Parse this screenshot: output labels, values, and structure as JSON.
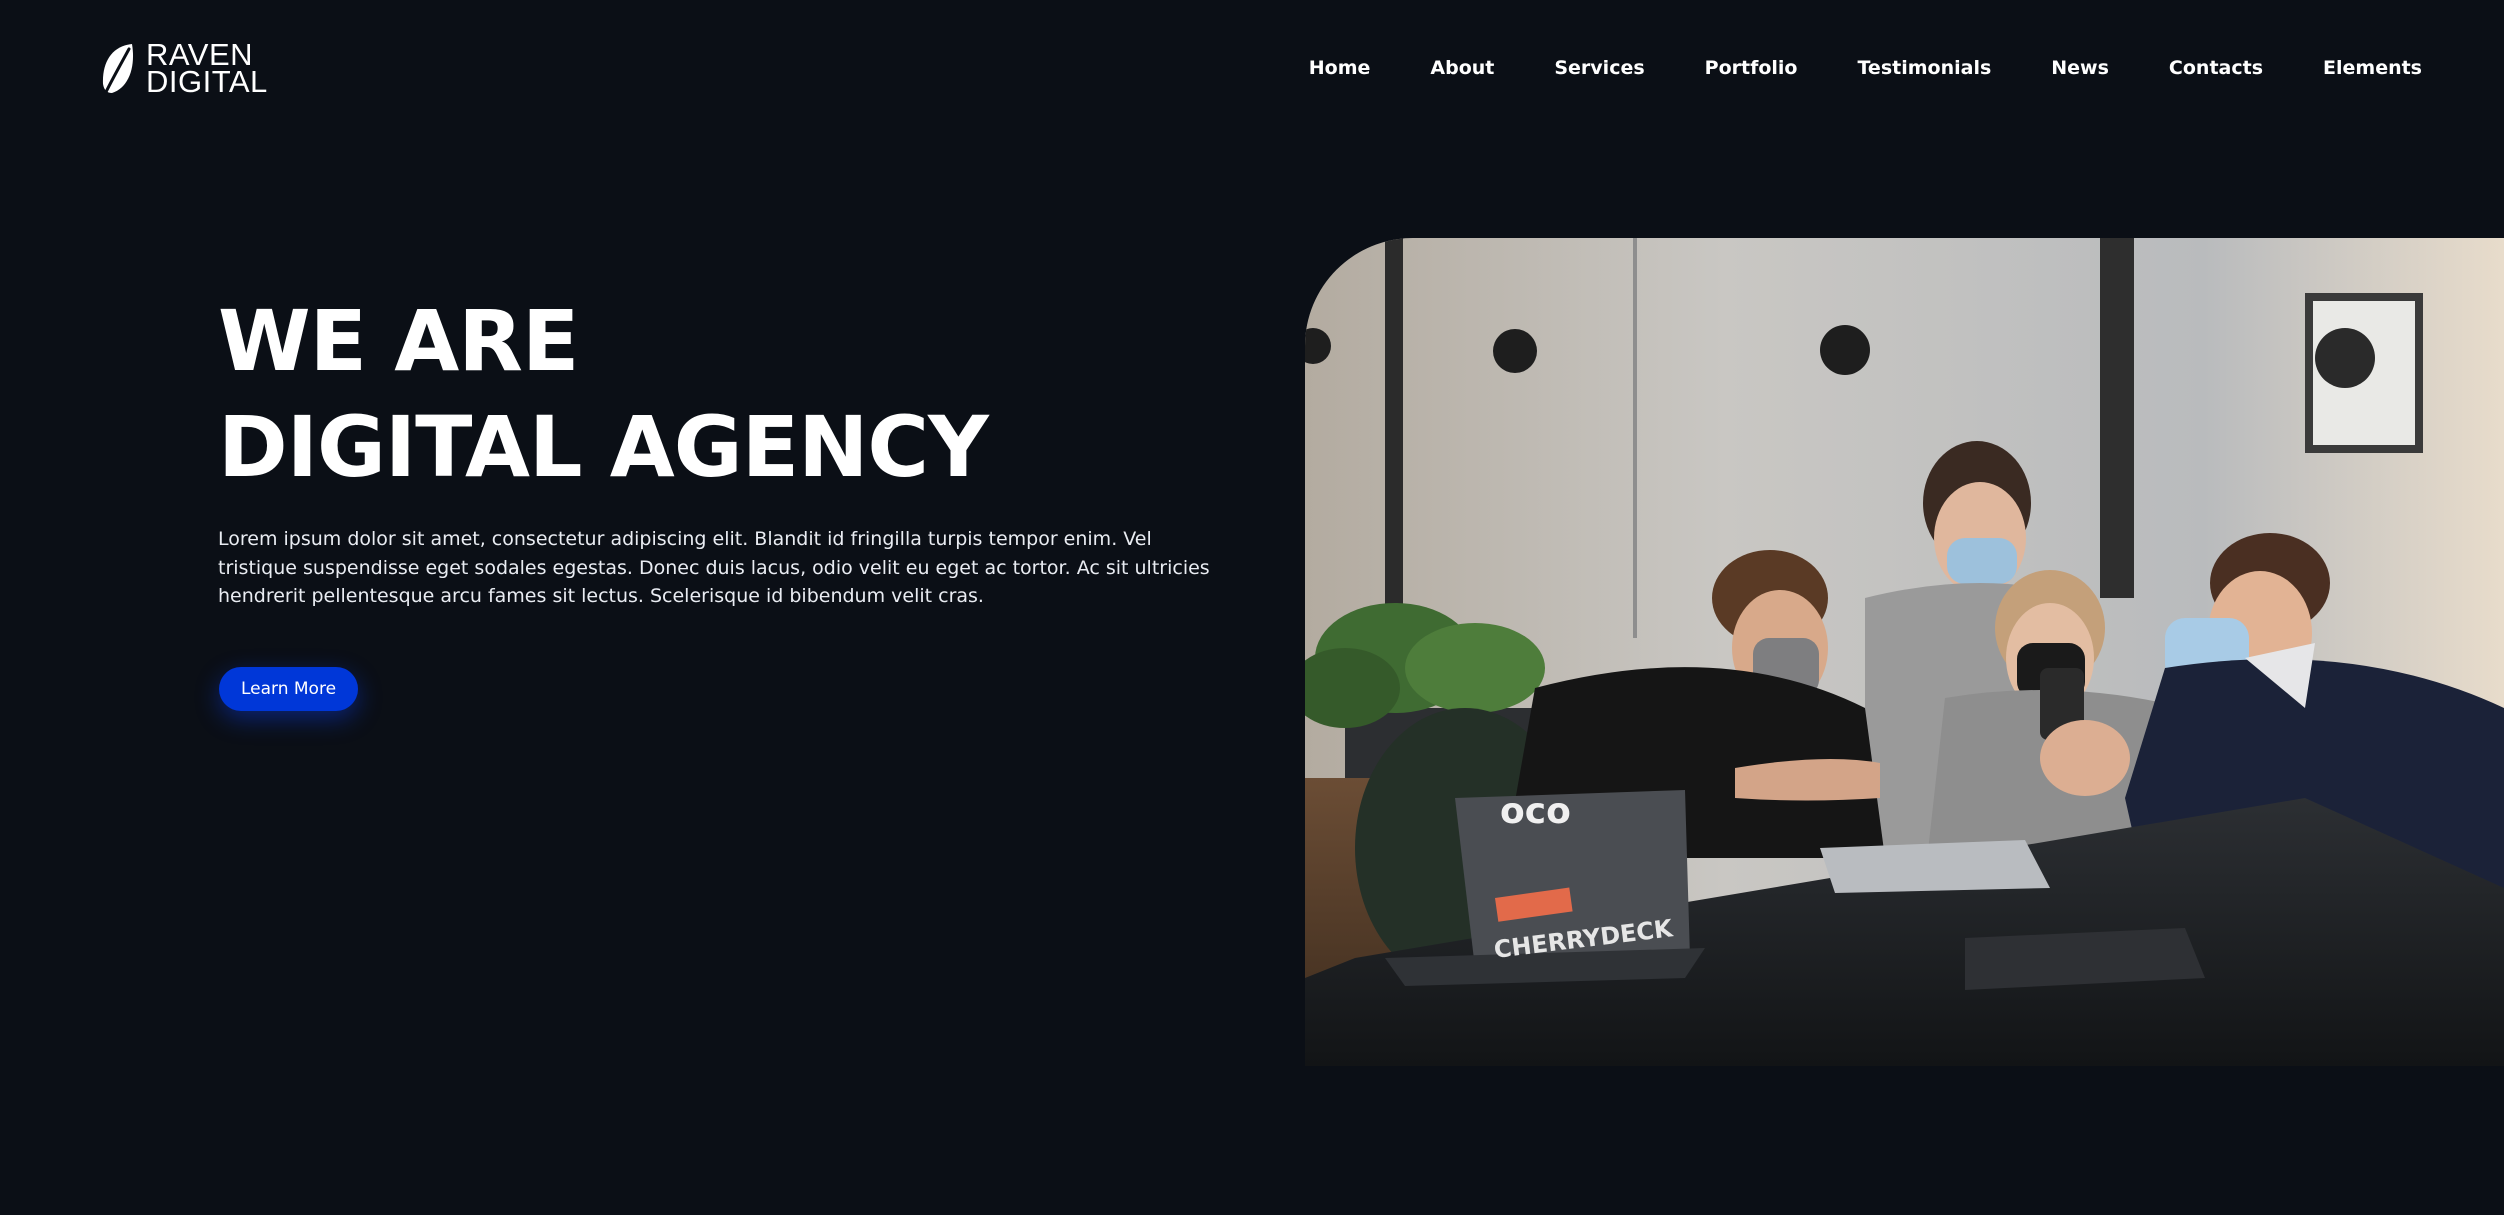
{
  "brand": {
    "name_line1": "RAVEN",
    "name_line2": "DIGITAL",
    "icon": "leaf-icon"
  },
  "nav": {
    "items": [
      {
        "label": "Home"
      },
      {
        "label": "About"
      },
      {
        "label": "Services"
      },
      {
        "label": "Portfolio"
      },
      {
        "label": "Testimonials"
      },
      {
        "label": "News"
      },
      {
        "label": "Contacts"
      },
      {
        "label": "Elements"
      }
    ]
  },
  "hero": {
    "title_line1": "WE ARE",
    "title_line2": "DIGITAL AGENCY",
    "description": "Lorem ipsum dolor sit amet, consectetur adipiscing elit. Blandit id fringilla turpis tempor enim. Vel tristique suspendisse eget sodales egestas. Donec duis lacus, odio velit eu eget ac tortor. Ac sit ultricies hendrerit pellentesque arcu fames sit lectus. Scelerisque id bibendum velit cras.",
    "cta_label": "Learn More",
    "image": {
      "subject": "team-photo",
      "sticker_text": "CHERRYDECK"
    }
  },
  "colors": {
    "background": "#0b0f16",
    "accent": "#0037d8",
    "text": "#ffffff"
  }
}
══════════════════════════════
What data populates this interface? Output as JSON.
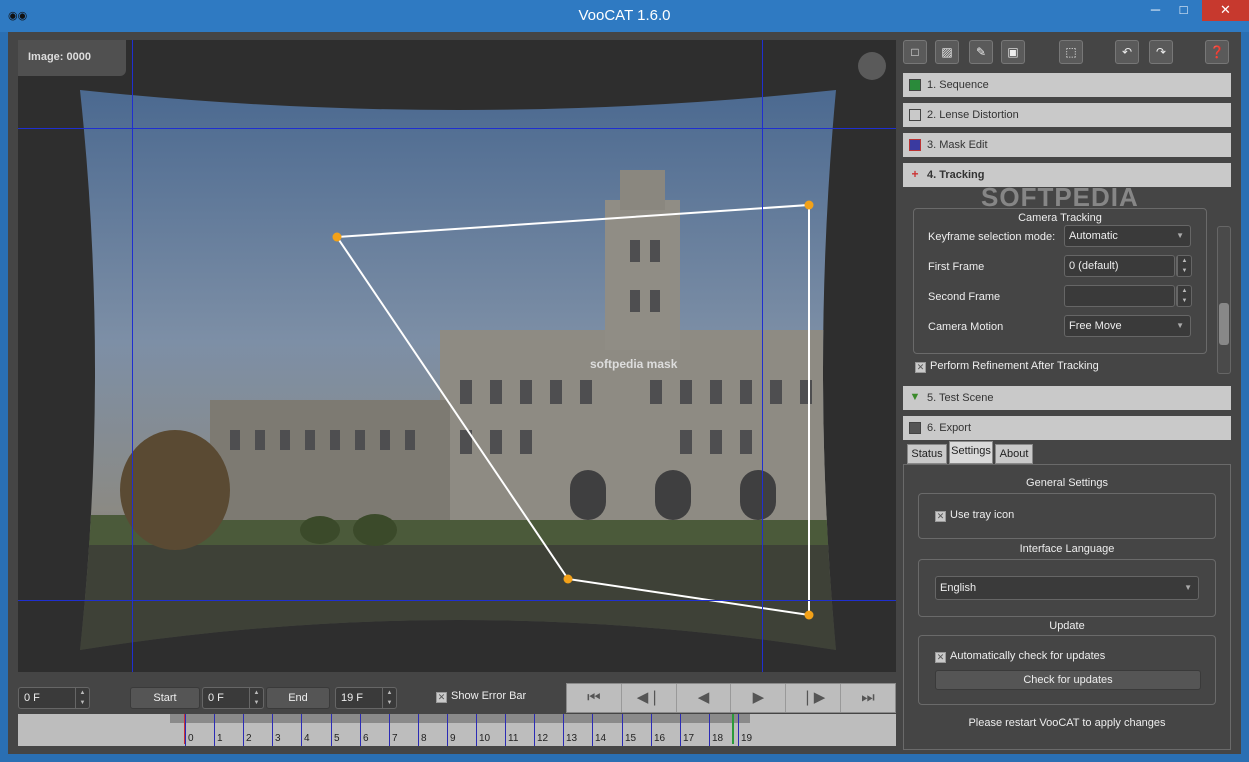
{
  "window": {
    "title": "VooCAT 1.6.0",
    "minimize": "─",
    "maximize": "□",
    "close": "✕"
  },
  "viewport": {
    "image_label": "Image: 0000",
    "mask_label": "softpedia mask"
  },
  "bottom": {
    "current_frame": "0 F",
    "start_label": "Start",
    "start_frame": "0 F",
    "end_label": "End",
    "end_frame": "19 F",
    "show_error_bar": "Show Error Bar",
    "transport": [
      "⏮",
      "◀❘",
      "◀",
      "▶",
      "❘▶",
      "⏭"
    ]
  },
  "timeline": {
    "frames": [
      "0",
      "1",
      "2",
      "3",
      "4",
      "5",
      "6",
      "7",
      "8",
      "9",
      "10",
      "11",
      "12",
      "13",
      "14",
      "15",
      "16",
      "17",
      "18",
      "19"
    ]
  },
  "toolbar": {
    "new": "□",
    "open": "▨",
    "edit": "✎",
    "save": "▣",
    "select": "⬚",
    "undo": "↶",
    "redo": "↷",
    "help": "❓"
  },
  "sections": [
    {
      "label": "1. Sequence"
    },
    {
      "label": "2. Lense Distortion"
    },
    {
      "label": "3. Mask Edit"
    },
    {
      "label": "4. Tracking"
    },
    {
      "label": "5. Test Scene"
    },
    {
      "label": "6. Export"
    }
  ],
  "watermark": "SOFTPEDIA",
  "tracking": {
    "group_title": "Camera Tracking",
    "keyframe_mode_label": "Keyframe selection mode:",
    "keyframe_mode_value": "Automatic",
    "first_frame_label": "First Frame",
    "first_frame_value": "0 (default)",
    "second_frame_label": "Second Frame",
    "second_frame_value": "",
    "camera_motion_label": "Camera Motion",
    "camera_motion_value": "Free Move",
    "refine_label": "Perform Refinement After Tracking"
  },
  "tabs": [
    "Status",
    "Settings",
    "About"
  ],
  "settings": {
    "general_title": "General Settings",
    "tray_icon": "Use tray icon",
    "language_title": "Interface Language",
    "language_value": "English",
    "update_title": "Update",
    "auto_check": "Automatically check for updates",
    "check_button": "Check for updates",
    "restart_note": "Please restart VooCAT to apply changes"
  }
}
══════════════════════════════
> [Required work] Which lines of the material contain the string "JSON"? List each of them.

> [Answer to the exercise]
Parse this screenshot: output labels, values, and structure as JSON.
What data populates this interface? Output as JSON.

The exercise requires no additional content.